SPP becomes first regional grid operator with wind as No. 1 annual fuel source, considers electric storage participation in markets, approves 2021 transmission plan
LITTLE ROCK, ARK. — Southwest Power Pool’s (SPP) leadership and stakeholders met throughout January to collaborate on regional grid operations and markets, transmission planning, membership expansion and corporate affairs.
Markets and Operations
In 2020, SPP became the first regional transmission organization to have wind as the No. 1 fuel source. Wind is outpacing SPP’s use of coal and natural gas.
“Maintaining reliability with this large amount of wind is extraordinary,” said Barbara Sugg, president and chief executive officer. “To manage this high volume of variable energy we rely on accurate forecasting, our robust transmission system, a diverse generation mix and our equitable and efficient wholesale energy market.”
The board approved three market-related studies recommended by the 2019 Holistic Integrated Tariff Team (HITT) report. Staff analyzed dynamic line ratings, automatic mitigation of unduly low offers and offer requirements for variable resources.
SPP continues to focus on electric storage resources (ESR). A new task force is addressing Federal Energy Regulatory Commission (FERC) Order 2222, which requires grid operators to allow distributed energy resources, including ESR aggregations, to participate in wholesale markets. The group is meeting regularly to meet FERC’s July 19 deadline to file tariff changes.
The Markets and Operations Policy Committee (MOPC) approved recommendations regarding how ESRs’ duration should be addressed in transmission planning. The MOPC is updating its ESR Steering Committee’s scope and membership to better coordinate ESR policy decisions.
SPP is on track to launch its Western Energy Imbalance Service (WEIS) market Feb. 1. “The market is on time and under budget,” Sugg said. Eight utilities from the Western Interconnection will participate in the market.
The majority of WEIS participants have submitted letters of interest regarding membership in the SPP regional transmission organization. Placing western facilities under SPP's Open Access Transmission Tariff would produce approximately $49 million in annual production cost savings for current and new members, among other benefits.

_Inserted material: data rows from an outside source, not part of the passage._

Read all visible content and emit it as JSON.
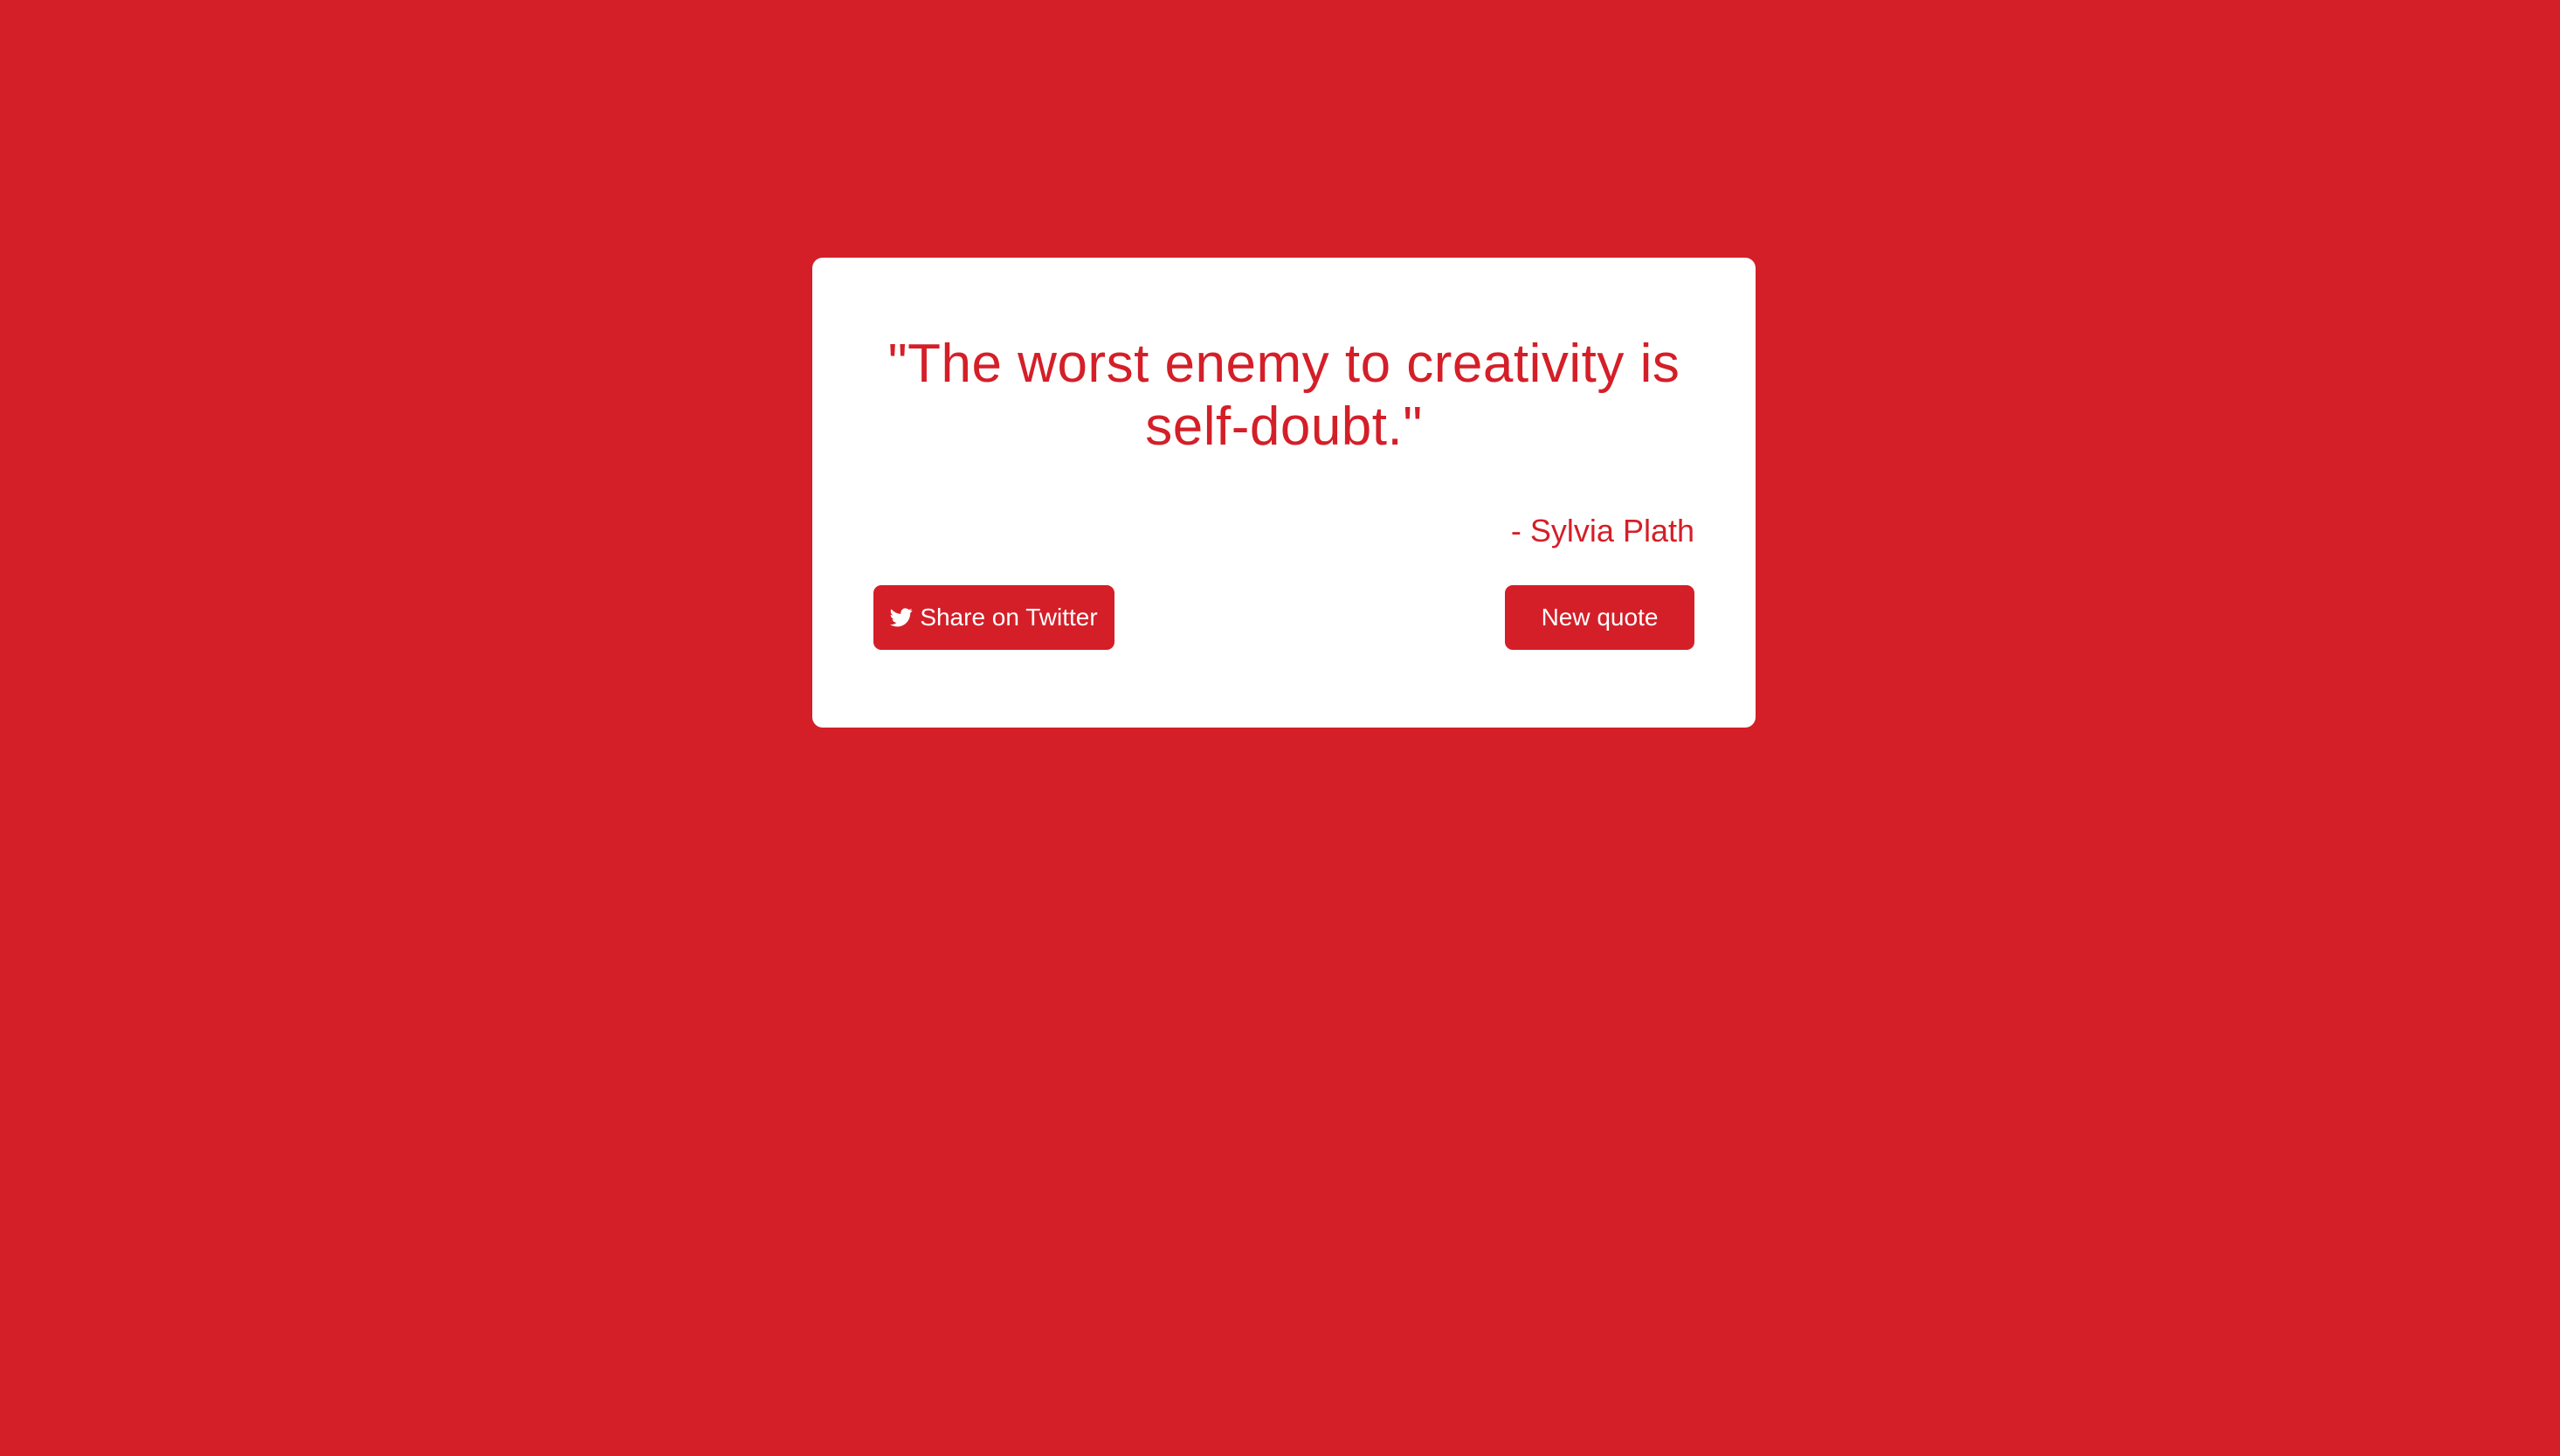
{
  "theme": {
    "background_color": "#d41f28",
    "card_color": "#ffffff",
    "accent_color": "#d41f28",
    "button_text_color": "#ffffff"
  },
  "quote": {
    "text": "\"The worst enemy to creativity is self-doubt.\"",
    "author": "- Sylvia Plath"
  },
  "actions": {
    "twitter_icon": "twitter-bird-icon",
    "twitter_label": "Share on Twitter",
    "new_quote_label": "New quote"
  }
}
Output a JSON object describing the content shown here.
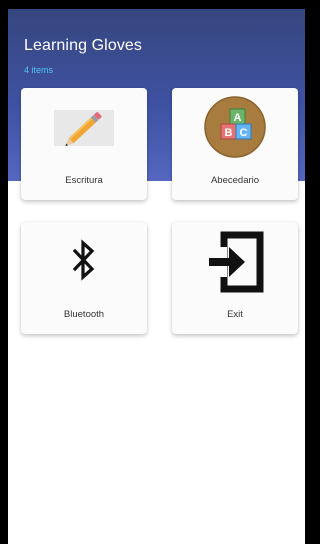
{
  "header": {
    "title": "Learning Gloves",
    "subtitle": "4 items"
  },
  "cards": [
    {
      "label": "Escritura",
      "icon": "pencil-icon"
    },
    {
      "label": "Abecedario",
      "icon": "abc-blocks-icon"
    },
    {
      "label": "Bluetooth",
      "icon": "bluetooth-icon"
    },
    {
      "label": "Exit",
      "icon": "exit-icon"
    }
  ],
  "blocks": {
    "a": "A",
    "b": "B",
    "c": "C"
  },
  "colors": {
    "header_top": "#36467e",
    "header_bottom": "#5567bf",
    "subtitle": "#4fc3f7",
    "card_bg": "#fbfbfb"
  }
}
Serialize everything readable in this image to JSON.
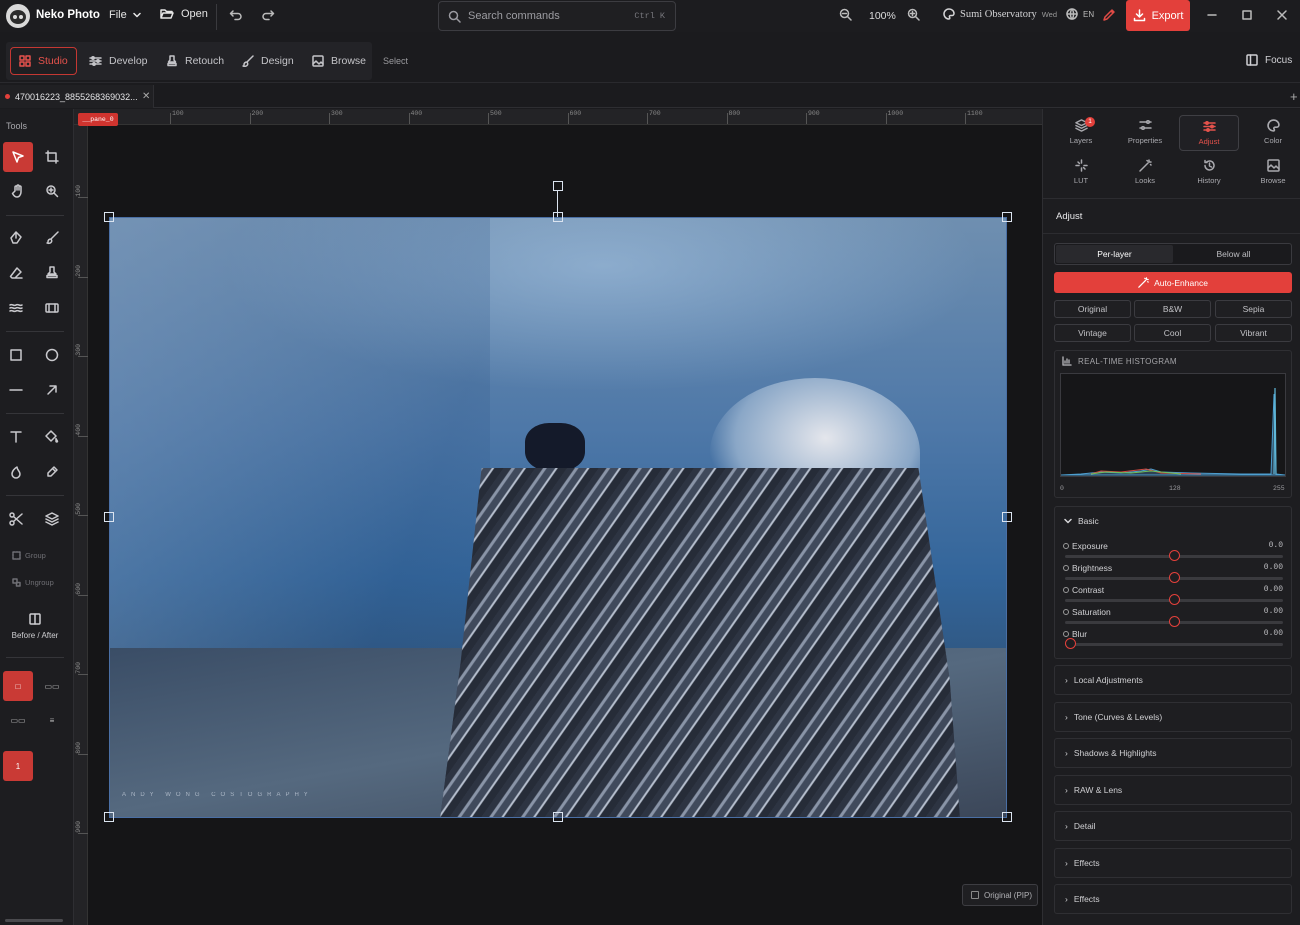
{
  "app": {
    "name": "Neko Photo"
  },
  "menu": {
    "file": "File",
    "open": "Open"
  },
  "search": {
    "placeholder": "Search commands",
    "shortcut": "Ctrl K"
  },
  "zoom": {
    "value": "100%"
  },
  "workspace": {
    "name": "Sumi Observatory",
    "weekday": "Wed",
    "lang": "EN"
  },
  "export": {
    "label": "Export"
  },
  "modes": [
    "Studio",
    "Develop",
    "Retouch",
    "Design",
    "Browse"
  ],
  "mode_select": "Select",
  "focus": "Focus",
  "document": {
    "tab": "470016223_8855268369032..."
  },
  "tools": {
    "label": "Tools",
    "group": "Group",
    "ungroup": "Ungroup",
    "before_after": "Before / After",
    "page_number": "1"
  },
  "pane_tag": "__pane_0",
  "ruler": {
    "top": [
      "100",
      "200",
      "300",
      "400",
      "500",
      "600",
      "700",
      "800",
      "900",
      "1000",
      "1100"
    ],
    "left": [
      "100",
      "200",
      "300",
      "400",
      "500",
      "600",
      "700",
      "800",
      "900"
    ]
  },
  "photo": {
    "watermark": "ANDY WONG COSTOGRAPHY"
  },
  "pip": {
    "label": "Original (PIP)"
  },
  "panel": {
    "tabs": [
      {
        "label": "Layers",
        "icon": "layers-icon",
        "badge": "1"
      },
      {
        "label": "Properties",
        "icon": "properties-icon"
      },
      {
        "label": "Adjust",
        "icon": "adjust-icon"
      },
      {
        "label": "Color",
        "icon": "palette-icon"
      },
      {
        "label": "LUT",
        "icon": "lut-icon"
      },
      {
        "label": "Looks",
        "icon": "wand-icon"
      },
      {
        "label": "History",
        "icon": "history-icon"
      },
      {
        "label": "Browse",
        "icon": "browse-icon"
      }
    ],
    "title": "Adjust",
    "scope": {
      "per_layer": "Per-layer",
      "below_all": "Below all"
    },
    "auto_enhance": "Auto-Enhance",
    "presets": [
      "Original",
      "B&W",
      "Sepia",
      "Vintage",
      "Cool",
      "Vibrant"
    ],
    "histogram": {
      "title": "REAL-TIME HISTOGRAM",
      "labels": [
        "0",
        "128",
        "255"
      ]
    },
    "basic": {
      "title": "Basic",
      "sliders": [
        {
          "label": "Exposure",
          "value": "0.0",
          "position": 0.5
        },
        {
          "label": "Brightness",
          "value": "0.00",
          "position": 0.5
        },
        {
          "label": "Contrast",
          "value": "0.00",
          "position": 0.5
        },
        {
          "label": "Saturation",
          "value": "0.00",
          "position": 0.5
        },
        {
          "label": "Blur",
          "value": "0.00",
          "position": 0.0
        }
      ]
    },
    "sections": [
      "Local Adjustments",
      "Tone (Curves & Levels)",
      "Shadows & Highlights",
      "RAW & Lens",
      "Detail",
      "Effects",
      "Effects"
    ]
  },
  "colors": {
    "accent": "#e3403b",
    "panel": "#1d1d20",
    "canvas": "#151517"
  }
}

The Strategic Planning Committee initiated its Members Forum, open to SPP’s membership, to discuss integrating new members into SPP. The forum will meet frequently in the coming months to develop proposals related to membership expansion.
The board of directors approved the 2021 SPP Transmission Expansion Plan (STEP), a comprehensive list of planned transmission projects in the SPP region for a 20-year planning horizon. According to the STEP, 81 projects estimated to cost $444 million will be constructed over the next six years in 12 states. In 2020, SPP’s members completed 29 transmission system upgrades in eight states at an estimated cost of $175 million.
“Our members’ investment in the transmission network allows us to provide reliable and affordable power to consumers throughout the SPP region,” said Antoine Lucas, SPP vice president of engineering. “The collaboration among companies across the region to produce this plan is remarkable.”
Additionally, SPP and the Midcontinent Independent System Operator have begun a joint planning effort to identify transmission solutions that will benefit both regions.
SPP was significantly under budget in 2020, resulting in over-recovery that reduced transmission customers’ 2021 rates. In 2021 SPP implemented new cost recovery process that more closely aligns administrative costs with those who utilize SPP’s services.
Meeting materials from the January meetings are posted to SPP.org:
- Board of Directors and Members Committee
- Joint quarterly stakeholder briefing
- Markets and Operations Policy Committee
- Regional State Committee
- Strategic Planning Committee
About SPP: Southwest Power Pool, Inc. is a regional transmission organization: a nonprofit corporation mandated by the Federal Energy Regulatory Commission to ensure reliable supplies of power, adequate transmission infrastructure and competitive wholesale electricity prices on behalf of its members. SPP manages the electric grid across 17 central and western U.S. states and provides energy services on a contract basis to customers in both the Eastern and Western Interconnections. The company’s headquarters are in Little Rock, Arkansas. Learn more at SPP.org.